Fatigue Cracking


Series of interconnected cracks caused by fatigue failure of the HMA surface (or stabilized base) under repeated traffic loading. In thin pavements, cracking initiates at the bottom of the HMA layer where the tensile stress is the highest then propagates to the surface as one or more longitudinal cracks. This is commonly referred to as “bottom-up” or “classical” fatigue cracking. In thick pavements, the cracks most likely initiate from the top in areas of high localized tensile stresses resulting from tire-pavement interaction and asphalt binder aging (top-down cracking). After repeated loading, the longitudinal cracks connect forming many-sided sharp-angled pieces that develop into a pattern resembling the back of an alligator or crocodile.

Figure 1: Fatigue cracking as a result of frost action

Figure 2: Very severely fatigued cracked pavement

Figure 3: Fatigue cracking from a lack of edge support


Indicator of structural failure, cracks allow moisture infiltration, roughness, may further deteriorate to a pothole.

Possible Causes

Inadequate structural support, which can be caused by a myriad of things. A few of the more common ones are listed here:

  • Decrease in pavement load supporting characteristics
    • Loss of base, subbase or subgrade support (e.g., poor drainage or spring thaw resulting in a less stiff base).
    • Stripping on the bottom of the HMA layer (the stripped portion contributes little to pavement strength so the effective HMA thickness decreases)
  • Increase in loading (e.g., more or heavier loads than anticipated in design)
  • Inadequate structural design
  • Poor construction (e.g., inadequate compaction)


A fatigue cracked pavement should be investigated to determine the root cause of failure. Any investigation should involve digging a pit or coring the pavement to determine the pavement’s structural makeup as well as determining whether or not subsurface moisture is a contributing factor. Once the characteristic alligator pattern is apparent, repair by crack sealing is generally ineffective. Fatigue crack repair generally falls into one of two categories:

  • Small, localized fatigue cracking indicative of a loss of subgrade support. Remove the cracked pavement area then dig out and replace the area of poor subgrade and improve the drainage of that area if necessary. Patch over the repaired subgrade.
  • Large fatigue cracked areas indicative of general structural failure. Place an HMA overlay over the entire pavement surface. This overlay must be strong enough structurally to carry the anticipated loading because the underlying fatigue cracked pavement most likely contributes little or no strength (Roberts et. al., 1996[1]).
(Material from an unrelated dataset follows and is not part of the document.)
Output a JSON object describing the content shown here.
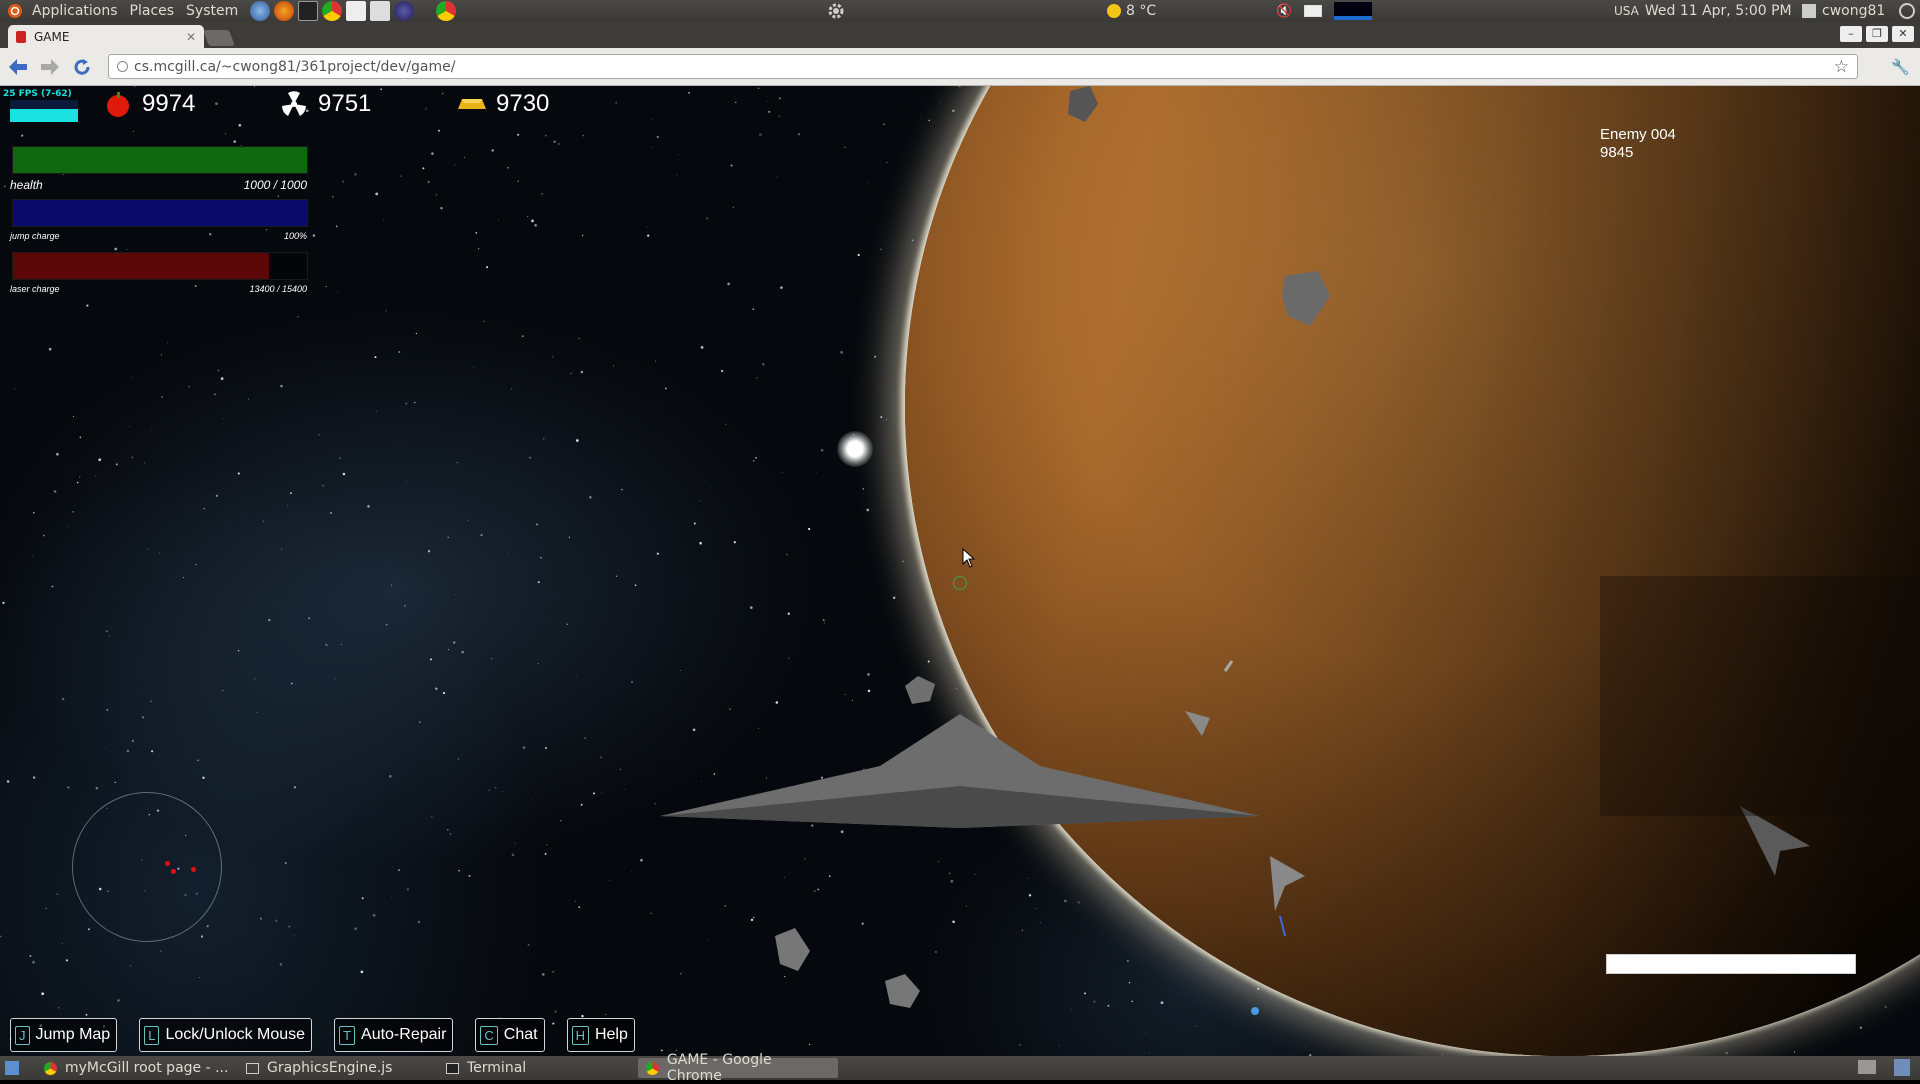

Footnotes    (↵ returns to text)
  1. Hot Mix Asphalt Materials, Mixture Design, and Construction.  National Asphalt Paving Association Education Foundation.  Lanham, MD.